PROVIDED ENTRIES –
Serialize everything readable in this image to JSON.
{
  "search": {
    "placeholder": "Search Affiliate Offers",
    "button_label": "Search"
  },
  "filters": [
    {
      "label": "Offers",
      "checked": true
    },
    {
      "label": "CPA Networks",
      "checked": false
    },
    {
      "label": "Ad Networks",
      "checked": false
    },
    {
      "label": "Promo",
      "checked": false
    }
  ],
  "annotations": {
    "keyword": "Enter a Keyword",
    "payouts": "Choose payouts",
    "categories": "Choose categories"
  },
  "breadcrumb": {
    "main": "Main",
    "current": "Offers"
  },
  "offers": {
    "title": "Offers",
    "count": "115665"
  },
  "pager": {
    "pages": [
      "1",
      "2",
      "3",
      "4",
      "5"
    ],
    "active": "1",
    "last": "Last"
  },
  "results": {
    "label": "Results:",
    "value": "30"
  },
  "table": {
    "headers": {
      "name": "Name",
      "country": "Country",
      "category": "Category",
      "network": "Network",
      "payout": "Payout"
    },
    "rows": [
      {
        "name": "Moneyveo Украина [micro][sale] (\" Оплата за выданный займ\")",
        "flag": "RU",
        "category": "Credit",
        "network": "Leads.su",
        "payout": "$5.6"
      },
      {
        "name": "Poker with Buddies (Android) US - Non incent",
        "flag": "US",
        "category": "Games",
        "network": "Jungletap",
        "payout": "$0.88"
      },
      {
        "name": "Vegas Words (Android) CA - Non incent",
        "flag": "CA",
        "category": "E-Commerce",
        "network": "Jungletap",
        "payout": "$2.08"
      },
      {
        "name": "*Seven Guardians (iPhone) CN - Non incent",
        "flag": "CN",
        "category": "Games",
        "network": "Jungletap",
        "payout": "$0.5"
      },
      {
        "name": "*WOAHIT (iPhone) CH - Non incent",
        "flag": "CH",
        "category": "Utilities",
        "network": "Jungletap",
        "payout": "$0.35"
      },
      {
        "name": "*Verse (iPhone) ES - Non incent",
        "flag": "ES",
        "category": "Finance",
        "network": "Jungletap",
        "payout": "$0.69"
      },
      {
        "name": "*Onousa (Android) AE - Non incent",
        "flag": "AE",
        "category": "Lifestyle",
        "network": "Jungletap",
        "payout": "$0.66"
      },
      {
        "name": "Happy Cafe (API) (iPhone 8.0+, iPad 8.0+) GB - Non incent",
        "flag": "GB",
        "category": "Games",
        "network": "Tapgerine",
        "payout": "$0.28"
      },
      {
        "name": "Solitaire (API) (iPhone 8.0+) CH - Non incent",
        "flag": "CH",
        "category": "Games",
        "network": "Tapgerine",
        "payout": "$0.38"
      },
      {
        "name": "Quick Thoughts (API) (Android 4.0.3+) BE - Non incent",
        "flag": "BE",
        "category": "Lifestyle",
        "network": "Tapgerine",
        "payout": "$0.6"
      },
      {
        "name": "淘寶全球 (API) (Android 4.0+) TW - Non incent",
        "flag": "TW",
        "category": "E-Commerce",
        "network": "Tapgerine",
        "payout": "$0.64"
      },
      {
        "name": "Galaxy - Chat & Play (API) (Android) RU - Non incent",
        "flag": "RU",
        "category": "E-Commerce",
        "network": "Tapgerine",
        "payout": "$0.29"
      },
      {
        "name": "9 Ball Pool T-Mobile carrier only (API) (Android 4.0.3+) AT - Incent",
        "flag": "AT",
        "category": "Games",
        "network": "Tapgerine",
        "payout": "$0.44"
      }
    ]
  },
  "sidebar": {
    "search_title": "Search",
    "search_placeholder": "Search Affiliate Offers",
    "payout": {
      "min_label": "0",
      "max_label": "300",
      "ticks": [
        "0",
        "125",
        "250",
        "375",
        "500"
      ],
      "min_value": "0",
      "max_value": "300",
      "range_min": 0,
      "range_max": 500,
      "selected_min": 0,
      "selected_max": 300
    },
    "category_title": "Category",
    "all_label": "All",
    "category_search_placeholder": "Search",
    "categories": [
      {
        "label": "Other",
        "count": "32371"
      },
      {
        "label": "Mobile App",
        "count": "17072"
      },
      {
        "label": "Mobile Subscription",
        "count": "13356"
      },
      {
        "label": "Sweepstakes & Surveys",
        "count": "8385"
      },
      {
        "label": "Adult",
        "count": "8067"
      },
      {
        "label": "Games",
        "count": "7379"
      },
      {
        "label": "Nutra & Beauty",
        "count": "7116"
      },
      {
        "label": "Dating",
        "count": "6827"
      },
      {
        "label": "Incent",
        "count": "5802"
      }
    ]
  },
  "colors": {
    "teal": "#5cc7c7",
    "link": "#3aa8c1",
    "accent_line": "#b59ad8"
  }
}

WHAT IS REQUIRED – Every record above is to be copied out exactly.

TASK RESPONSE –
Serialize everything readable in this image to JSON.
{
  "search": {
    "placeholder": "Search Affiliate Offers",
    "button_label": "Search"
  },
  "filters": [
    {
      "label": "Offers",
      "checked": true
    },
    {
      "label": "CPA Networks",
      "checked": false
    },
    {
      "label": "Ad Networks",
      "checked": false
    },
    {
      "label": "Promo",
      "checked": false
    }
  ],
  "annotations": {
    "keyword": "Enter a Keyword",
    "payouts": "Choose payouts",
    "categories": "Choose categories"
  },
  "breadcrumb": {
    "main": "Main",
    "current": "Offers"
  },
  "offers": {
    "title": "Offers",
    "count": "115665"
  },
  "pager": {
    "pages": [
      "1",
      "2",
      "3",
      "4",
      "5"
    ],
    "active": "1",
    "last": "Last"
  },
  "results": {
    "label": "Results:",
    "value": "30"
  },
  "table": {
    "headers": {
      "name": "Name",
      "country": "Country",
      "category": "Category",
      "network": "Network",
      "payout": "Payout"
    },
    "rows": [
      {
        "name": "Moneyveo Украина [micro][sale] (\" Оплата за выданный займ\")",
        "flag": "RU",
        "category": "Credit",
        "network": "Leads.su",
        "payout": "$5.6"
      },
      {
        "name": "Poker with Buddies (Android) US - Non incent",
        "flag": "US",
        "category": "Games",
        "network": "Jungletap",
        "payout": "$0.88"
      },
      {
        "name": "Vegas Words (Android) CA - Non incent",
        "flag": "CA",
        "category": "E-Commerce",
        "network": "Jungletap",
        "payout": "$2.08"
      },
      {
        "name": "*Seven Guardians (iPhone) CN - Non incent",
        "flag": "CN",
        "category": "Games",
        "network": "Jungletap",
        "payout": "$0.5"
      },
      {
        "name": "*WOAHIT (iPhone) CH - Non incent",
        "flag": "CH",
        "category": "Utilities",
        "network": "Jungletap",
        "payout": "$0.35"
      },
      {
        "name": "*Verse (iPhone) ES - Non incent",
        "flag": "ES",
        "category": "Finance",
        "network": "Jungletap",
        "payout": "$0.69"
      },
      {
        "name": "*Onousa (Android) AE - Non incent",
        "flag": "AE",
        "category": "Lifestyle",
        "network": "Jungletap",
        "payout": "$0.66"
      },
      {
        "name": "Happy Cafe (API) (iPhone 8.0+, iPad 8.0+) GB - Non incent",
        "flag": "GB",
        "category": "Games",
        "network": "Tapgerine",
        "payout": "$0.28"
      },
      {
        "name": "Solitaire (API) (iPhone 8.0+) CH - Non incent",
        "flag": "CH",
        "category": "Games",
        "network": "Tapgerine",
        "payout": "$0.38"
      },
      {
        "name": "Quick Thoughts (API) (Android 4.0.3+) BE - Non incent",
        "flag": "BE",
        "category": "Lifestyle",
        "network": "Tapgerine",
        "payout": "$0.6"
      },
      {
        "name": "淘寶全球 (API) (Android 4.0+) TW - Non incent",
        "flag": "TW",
        "category": "E-Commerce",
        "network": "Tapgerine",
        "payout": "$0.64"
      },
      {
        "name": "Galaxy - Chat & Play (API) (Android) RU - Non incent",
        "flag": "RU",
        "category": "E-Commerce",
        "network": "Tapgerine",
        "payout": "$0.29"
      },
      {
        "name": "9 Ball Pool T-Mobile carrier only (API) (Android 4.0.3+) AT - Incent",
        "flag": "AT",
        "category": "Games",
        "network": "Tapgerine",
        "payout": "$0.44"
      }
    ]
  },
  "sidebar": {
    "search_title": "Search",
    "search_placeholder": "Search Affiliate Offers",
    "payout": {
      "min_label": "0",
      "max_label": "300",
      "ticks": [
        "0",
        "125",
        "250",
        "375",
        "500"
      ],
      "min_value": "0",
      "max_value": "300",
      "range_min": 0,
      "range_max": 500,
      "selected_min": 0,
      "selected_max": 300
    },
    "category_title": "Category",
    "all_label": "All",
    "category_search_placeholder": "Search",
    "categories": [
      {
        "label": "Other",
        "count": "32371"
      },
      {
        "label": "Mobile App",
        "count": "17072"
      },
      {
        "label": "Mobile Subscription",
        "count": "13356"
      },
      {
        "label": "Sweepstakes & Surveys",
        "count": "8385"
      },
      {
        "label": "Adult",
        "count": "8067"
      },
      {
        "label": "Games",
        "count": "7379"
      },
      {
        "label": "Nutra & Beauty",
        "count": "7116"
      },
      {
        "label": "Dating",
        "count": "6827"
      },
      {
        "label": "Incent",
        "count": "5802"
      }
    ]
  },
  "colors": {
    "teal": "#5cc7c7",
    "link": "#3aa8c1",
    "accent_line": "#b59ad8"
  }
}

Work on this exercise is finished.